**WORK TASK**
The expected output is each line in the data below that includes the string "senha".

**GIVEN DATA**
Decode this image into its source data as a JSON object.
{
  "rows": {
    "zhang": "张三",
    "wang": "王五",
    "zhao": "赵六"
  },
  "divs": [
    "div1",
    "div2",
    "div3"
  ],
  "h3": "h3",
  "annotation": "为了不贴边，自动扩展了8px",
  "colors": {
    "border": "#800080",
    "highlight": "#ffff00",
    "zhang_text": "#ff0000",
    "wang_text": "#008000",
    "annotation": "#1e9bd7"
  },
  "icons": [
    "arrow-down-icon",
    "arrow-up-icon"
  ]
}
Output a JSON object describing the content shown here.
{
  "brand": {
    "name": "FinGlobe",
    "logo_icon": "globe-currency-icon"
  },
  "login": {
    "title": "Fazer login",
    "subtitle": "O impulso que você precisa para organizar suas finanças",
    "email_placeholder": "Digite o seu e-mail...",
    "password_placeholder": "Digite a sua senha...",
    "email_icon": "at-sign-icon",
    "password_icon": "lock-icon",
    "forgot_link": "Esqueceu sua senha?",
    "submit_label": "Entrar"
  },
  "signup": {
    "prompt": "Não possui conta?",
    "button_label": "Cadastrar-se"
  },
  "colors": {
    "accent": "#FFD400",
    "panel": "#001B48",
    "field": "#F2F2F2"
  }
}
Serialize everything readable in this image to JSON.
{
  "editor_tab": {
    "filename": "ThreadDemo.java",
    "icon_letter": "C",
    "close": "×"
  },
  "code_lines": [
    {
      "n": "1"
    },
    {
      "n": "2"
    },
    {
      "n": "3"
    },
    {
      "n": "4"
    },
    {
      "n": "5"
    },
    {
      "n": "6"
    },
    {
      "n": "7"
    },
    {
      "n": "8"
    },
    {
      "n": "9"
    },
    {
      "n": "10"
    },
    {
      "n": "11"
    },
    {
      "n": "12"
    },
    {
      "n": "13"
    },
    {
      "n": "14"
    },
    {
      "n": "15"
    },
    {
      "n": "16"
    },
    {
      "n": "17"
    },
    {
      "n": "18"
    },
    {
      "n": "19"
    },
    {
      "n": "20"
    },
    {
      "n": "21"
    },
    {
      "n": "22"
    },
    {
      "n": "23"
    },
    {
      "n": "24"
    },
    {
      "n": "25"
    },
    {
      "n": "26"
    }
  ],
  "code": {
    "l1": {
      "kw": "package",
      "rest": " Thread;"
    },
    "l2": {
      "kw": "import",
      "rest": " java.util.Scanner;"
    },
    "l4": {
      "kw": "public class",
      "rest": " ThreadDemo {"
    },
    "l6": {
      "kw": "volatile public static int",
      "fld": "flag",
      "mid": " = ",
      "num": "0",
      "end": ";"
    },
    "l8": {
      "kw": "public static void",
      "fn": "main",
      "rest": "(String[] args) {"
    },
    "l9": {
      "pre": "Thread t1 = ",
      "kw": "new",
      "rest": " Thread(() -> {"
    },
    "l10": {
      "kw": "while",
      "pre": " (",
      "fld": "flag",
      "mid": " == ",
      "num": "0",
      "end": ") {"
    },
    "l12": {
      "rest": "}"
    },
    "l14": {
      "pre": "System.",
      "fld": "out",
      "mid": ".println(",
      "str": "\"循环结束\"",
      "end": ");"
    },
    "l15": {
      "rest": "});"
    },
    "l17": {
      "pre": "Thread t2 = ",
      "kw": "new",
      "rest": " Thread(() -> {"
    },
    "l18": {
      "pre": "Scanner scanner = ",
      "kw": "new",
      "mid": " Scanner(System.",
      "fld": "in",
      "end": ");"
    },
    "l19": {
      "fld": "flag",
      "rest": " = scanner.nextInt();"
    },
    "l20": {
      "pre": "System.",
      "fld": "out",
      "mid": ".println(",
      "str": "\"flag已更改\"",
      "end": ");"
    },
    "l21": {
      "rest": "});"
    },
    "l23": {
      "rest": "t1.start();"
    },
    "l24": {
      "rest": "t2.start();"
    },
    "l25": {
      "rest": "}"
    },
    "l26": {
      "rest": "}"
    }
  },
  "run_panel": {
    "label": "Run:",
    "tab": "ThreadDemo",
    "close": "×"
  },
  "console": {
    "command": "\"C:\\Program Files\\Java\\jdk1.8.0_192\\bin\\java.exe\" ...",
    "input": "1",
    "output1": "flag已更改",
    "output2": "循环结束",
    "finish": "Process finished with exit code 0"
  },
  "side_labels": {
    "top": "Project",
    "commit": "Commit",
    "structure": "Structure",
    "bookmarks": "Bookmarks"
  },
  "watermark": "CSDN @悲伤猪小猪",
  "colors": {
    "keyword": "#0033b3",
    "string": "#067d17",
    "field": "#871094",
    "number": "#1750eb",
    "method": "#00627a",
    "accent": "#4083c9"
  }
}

**ANSWER SECTION**
    "password_placeholder": "Digite a sua senha...",
    "forgot_link": "Esqueceu sua senha?",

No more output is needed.